Now? Miller would be thrilled to restore, by year’s end, three-quarters of the roughly 600 workers her company had to let go.
“I’m being realistic,” she said. “Bringing back 75% of our staff would be incredible.”
Call it realism or pessimism, but more employers are coming to a reluctant conclusion: Many of the employees they’ve had to lay off in the face of the coronavirus pandemic might not be returning to their old jobs anytime soon. Some large companies won’t have enough customers to justify it. And some small businesses won’t likely survive at all despite aid provided by the federal government.
If so, that would undercut a glimmer of hope in the brutal April jobs report the government issued Friday, in which a record-shattering 20.5 million people lost jobs: A sizable majority of the jobless — nearly 80% — characterized their loss as only temporary.
That could still turn out to be the case for some. The federal government may end up allocating significantly more financial aid for people and small businesses. And more testing for the coronavirus, not to mention an eventual vaccine or an effective drug therapy, would make more Americans comfortable returning to the restaurants, shops, airports and movie theaters they used to frequent. That, in turn, would lead companies to recall more laid-off workers.
Yet Congress remains sharply divided about additional aid, with some Republicans expressing concern about escalating federal debt. President Donald Trump’s top economic adviser, Larry Kudlow, said Sunday on ABC’s “This Week” that “many people would like to just pause for a moment” to evaluate the impact of the government’s $2 trillion relief package approved in late March.
If most layoffs become permanent, the severe recession the economy has slid into would likely last longer, the recovery would be slower and the toll on laid-off workers would be harsher, economists say. Unemployment soared to 14.7% in April — the highest rate since the Great Depression — and analysts predict it will rise still further in May. It could remain in double-digits into next year.

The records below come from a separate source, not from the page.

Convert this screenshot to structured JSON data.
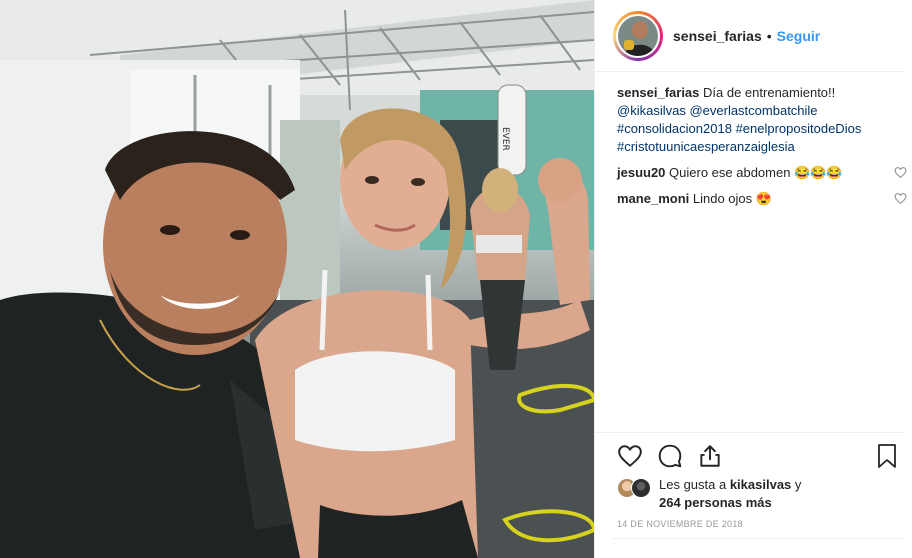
{
  "post": {
    "username": "sensei_farias",
    "dot": "•",
    "follow_label": "Seguir"
  },
  "caption": {
    "username": "sensei_farias",
    "text": " Día de entrenamiento!! ",
    "mentions": [
      "@kikasilvas",
      "@everlastcombatchile"
    ],
    "hashtags": [
      "#consolidacion2018",
      "#enelpropositodeDios",
      "#cristotuunicaesperanzaiglesia"
    ]
  },
  "comments": [
    {
      "username": "jesuu20",
      "text": " Quiero ese abdomen 😂😂😂"
    },
    {
      "username": "mane_moni",
      "text": " Lindo ojos 😍"
    }
  ],
  "likes": {
    "prefix": "Les gusta a ",
    "user": "kikasilvas",
    "mid": " y",
    "count_text": "264 personas más"
  },
  "date": "14 DE NOVIEMBRE DE 2018",
  "icons": {
    "like": "heart-icon",
    "comment": "comment-bubble-icon",
    "share": "share-icon",
    "save": "bookmark-icon"
  },
  "colors": {
    "link": "#003569",
    "follow": "#3897f0",
    "text": "#262626",
    "muted": "#999999"
  }
}
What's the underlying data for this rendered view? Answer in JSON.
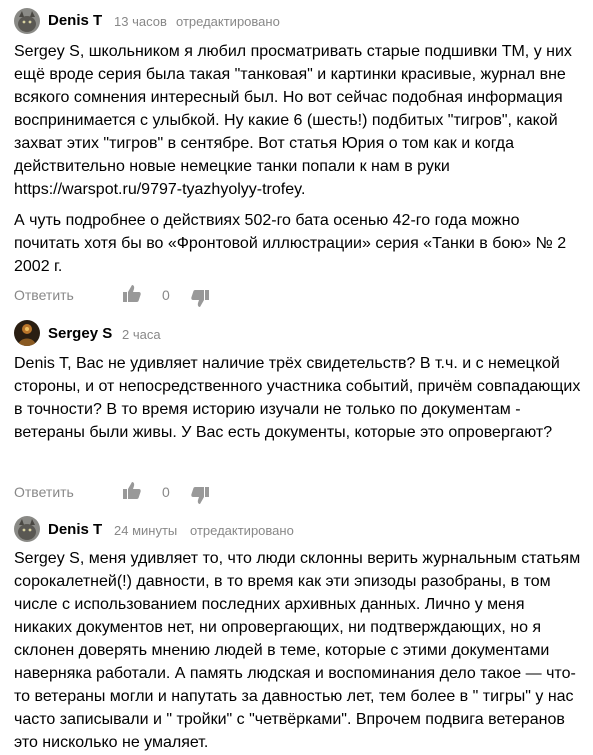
{
  "comments": [
    {
      "author": "Denis T",
      "time": "13 часов",
      "edited": "отредактировано",
      "paragraphs": [
        "Sergey S, школьником я любил просматривать старые подшивки ТМ, у них ещё вроде серия была такая \"танковая\" и картинки красивые, журнал вне всякого сомнения интересный был. Но вот сейчас подобная информация воспринимается с улыбкой. Ну какие 6 (шесть!) подбитых \"тигров\", какой захват этих \"тигров\" в сентябре. Вот статья Юрия о том как и когда действительно новые немецкие танки попали к нам в руки https://warspot.ru/9797-tyazhyolyy-trofey.",
        "А чуть подробнее о действиях 502-го бата осенью 42-го года можно почитать хотя бы во «Фронтовой иллюстрации» серия «Танки в бою» № 2 2002 г."
      ],
      "reply": "Ответить",
      "likes": "0",
      "avatar_icon": "cat-avatar"
    },
    {
      "author": "Sergey S",
      "time": "2 часа",
      "edited": "",
      "paragraphs": [
        "Denis T, Вас не удивляет наличие трёх свидетельств? В т.ч. и с немецкой стороны, и от непосредственного участника событий, причём совпадающих в точности? В то время историю изучали не только по документам - ветераны были живы. У Вас есть документы, которые это опровергают?"
      ],
      "reply": "Ответить",
      "likes": "0",
      "avatar_icon": "dark-figure-avatar"
    },
    {
      "author": "Denis T",
      "time": "24 минуты",
      "edited": "отредактировано",
      "paragraphs": [
        "Sergey S, меня удивляет то, что люди склонны верить журнальным статьям сорокалетней(!) давности, в то время как эти эпизоды разобраны, в том числе с использованием последних архивных данных. Лично у меня никаких документов нет, ни опровергающих, ни подтверждающих, но я склонен доверять мнению людей в теме, которые с этими документами наверняка работали. А память людская и воспоминания дело такое — что-то ветераны могли и напутать за давностью лет, тем более в \" тигры\" у нас часто записывали и \" тройки\" с \"четвёрками\". Впрочем подвига ветеранов это нисколько не умаляет."
      ],
      "avatar_icon": "cat-avatar"
    }
  ],
  "icons": {
    "like": "thumbs-up-icon",
    "dislike": "thumbs-down-icon"
  },
  "colors": {
    "muted": "#888888",
    "icon": "#999999"
  }
}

“For a lot of those furloughed workers, a non-trivial number will have no job to go back to, because the company they worked for will have failed or will need fewer workers than they used to,” said Claudia Sahm, a former Federal Reserve economist who is now director of macroeconomic policy at the Washington Center for Equitable Growth.